§ **Task to carry out**:
Output only how many lines below contain "Shift".

╭─ Recorded information

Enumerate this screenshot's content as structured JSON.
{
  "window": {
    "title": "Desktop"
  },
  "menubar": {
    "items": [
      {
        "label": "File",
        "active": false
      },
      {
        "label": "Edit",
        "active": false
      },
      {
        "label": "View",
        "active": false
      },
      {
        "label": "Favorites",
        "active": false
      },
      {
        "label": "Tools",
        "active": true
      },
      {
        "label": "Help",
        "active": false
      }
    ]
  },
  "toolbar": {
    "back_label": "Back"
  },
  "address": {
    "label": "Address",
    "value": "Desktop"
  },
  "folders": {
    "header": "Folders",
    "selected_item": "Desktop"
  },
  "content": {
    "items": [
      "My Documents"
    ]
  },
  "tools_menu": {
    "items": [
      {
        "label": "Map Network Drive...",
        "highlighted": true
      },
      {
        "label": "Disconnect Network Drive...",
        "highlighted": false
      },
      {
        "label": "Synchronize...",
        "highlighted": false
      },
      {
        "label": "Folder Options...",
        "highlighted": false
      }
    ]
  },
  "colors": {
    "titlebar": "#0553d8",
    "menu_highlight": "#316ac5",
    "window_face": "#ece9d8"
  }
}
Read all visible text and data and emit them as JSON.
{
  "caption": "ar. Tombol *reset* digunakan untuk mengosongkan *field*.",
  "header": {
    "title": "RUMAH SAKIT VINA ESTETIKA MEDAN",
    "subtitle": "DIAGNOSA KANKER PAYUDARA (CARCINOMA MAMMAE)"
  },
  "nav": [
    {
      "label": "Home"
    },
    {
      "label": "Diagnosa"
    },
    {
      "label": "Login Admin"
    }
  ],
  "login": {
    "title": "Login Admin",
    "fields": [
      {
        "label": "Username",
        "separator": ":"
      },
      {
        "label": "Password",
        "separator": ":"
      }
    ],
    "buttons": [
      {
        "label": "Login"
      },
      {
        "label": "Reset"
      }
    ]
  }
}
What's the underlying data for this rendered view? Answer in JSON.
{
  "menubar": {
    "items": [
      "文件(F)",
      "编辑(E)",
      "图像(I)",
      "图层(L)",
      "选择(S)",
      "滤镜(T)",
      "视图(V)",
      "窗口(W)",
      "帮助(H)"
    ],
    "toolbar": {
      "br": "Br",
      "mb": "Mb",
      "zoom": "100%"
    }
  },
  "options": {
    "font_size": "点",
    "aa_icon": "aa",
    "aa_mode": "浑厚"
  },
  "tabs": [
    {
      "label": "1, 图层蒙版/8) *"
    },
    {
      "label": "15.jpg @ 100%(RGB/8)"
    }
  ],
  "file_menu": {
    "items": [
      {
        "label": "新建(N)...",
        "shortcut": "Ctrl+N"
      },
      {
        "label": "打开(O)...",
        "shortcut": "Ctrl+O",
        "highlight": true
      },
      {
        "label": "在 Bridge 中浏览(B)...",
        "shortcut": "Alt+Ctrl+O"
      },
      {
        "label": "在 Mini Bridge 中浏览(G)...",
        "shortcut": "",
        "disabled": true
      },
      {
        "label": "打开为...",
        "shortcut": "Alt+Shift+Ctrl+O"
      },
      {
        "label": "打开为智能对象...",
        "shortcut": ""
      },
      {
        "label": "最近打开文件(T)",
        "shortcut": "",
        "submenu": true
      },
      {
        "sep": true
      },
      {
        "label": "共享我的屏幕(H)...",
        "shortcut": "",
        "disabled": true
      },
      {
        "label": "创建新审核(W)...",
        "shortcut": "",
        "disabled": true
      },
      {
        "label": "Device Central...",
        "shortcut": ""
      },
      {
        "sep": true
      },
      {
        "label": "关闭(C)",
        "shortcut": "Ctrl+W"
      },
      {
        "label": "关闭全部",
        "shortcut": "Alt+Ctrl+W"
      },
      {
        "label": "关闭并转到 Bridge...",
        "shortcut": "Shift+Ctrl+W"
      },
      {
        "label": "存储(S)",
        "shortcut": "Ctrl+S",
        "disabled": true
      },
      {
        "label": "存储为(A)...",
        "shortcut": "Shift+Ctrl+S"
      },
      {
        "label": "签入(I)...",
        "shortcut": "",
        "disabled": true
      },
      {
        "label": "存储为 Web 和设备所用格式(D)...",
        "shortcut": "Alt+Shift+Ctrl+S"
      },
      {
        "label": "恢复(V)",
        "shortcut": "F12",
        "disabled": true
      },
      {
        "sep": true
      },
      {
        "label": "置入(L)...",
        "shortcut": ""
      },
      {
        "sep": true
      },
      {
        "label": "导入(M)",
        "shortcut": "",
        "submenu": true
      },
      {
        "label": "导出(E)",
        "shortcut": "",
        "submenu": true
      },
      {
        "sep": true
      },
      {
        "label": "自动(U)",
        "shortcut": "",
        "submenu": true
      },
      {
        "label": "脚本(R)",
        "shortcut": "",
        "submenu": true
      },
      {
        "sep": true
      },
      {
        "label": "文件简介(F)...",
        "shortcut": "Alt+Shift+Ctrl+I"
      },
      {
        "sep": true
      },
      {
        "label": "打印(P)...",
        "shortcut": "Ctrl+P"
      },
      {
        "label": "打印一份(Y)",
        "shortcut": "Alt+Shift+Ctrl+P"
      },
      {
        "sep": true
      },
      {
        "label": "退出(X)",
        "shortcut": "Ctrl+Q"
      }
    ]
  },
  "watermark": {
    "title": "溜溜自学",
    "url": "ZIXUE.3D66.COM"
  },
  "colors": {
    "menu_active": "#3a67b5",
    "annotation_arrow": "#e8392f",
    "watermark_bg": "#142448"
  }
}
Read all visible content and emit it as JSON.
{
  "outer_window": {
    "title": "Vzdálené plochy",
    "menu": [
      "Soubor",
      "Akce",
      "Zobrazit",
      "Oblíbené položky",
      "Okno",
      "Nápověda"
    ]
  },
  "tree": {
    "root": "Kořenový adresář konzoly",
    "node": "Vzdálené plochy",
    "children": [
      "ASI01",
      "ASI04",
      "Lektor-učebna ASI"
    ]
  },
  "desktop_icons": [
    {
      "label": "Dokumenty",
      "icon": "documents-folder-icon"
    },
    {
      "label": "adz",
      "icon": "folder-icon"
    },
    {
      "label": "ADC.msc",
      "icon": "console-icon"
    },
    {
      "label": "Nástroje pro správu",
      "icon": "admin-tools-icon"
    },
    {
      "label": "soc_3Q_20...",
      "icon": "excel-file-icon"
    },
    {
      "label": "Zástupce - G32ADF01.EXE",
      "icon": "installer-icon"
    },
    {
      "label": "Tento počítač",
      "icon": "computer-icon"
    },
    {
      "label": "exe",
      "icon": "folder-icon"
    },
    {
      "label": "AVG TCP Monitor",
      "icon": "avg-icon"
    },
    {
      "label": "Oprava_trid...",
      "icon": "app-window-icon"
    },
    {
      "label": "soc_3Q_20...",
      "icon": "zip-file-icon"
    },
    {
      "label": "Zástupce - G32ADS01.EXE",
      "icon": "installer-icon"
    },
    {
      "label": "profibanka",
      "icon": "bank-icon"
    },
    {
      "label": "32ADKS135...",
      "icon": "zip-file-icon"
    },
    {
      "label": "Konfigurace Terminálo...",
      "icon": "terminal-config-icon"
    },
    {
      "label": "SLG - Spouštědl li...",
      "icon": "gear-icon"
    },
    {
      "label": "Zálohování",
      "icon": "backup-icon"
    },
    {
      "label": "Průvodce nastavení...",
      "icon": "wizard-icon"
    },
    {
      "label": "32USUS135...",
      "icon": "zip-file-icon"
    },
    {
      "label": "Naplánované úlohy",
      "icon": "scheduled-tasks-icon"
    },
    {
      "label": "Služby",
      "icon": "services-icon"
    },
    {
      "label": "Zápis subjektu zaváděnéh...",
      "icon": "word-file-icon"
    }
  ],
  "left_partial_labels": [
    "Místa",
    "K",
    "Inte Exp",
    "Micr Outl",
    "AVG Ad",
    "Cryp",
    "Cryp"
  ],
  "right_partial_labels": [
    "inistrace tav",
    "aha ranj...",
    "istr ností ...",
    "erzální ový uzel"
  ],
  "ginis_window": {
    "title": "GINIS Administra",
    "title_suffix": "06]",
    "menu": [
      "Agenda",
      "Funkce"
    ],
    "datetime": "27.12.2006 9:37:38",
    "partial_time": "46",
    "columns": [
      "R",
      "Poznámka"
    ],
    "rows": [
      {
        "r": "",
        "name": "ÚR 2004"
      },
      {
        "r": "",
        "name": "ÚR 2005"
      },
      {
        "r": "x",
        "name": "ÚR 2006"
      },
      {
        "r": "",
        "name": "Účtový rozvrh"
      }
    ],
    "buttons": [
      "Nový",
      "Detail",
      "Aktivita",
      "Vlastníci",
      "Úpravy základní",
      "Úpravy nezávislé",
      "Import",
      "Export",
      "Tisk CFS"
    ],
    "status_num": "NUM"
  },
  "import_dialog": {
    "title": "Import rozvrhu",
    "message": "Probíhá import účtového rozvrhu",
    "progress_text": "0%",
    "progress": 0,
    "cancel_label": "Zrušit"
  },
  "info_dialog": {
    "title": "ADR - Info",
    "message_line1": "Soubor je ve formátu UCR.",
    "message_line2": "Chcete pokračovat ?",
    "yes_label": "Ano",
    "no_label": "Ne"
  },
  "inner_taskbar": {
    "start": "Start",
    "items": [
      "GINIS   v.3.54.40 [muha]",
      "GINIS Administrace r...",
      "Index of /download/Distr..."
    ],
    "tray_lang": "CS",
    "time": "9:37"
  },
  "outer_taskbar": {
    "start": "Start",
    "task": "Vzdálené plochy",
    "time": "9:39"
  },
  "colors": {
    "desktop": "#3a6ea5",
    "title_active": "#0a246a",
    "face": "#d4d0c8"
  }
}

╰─

§ **Response to this task**:
6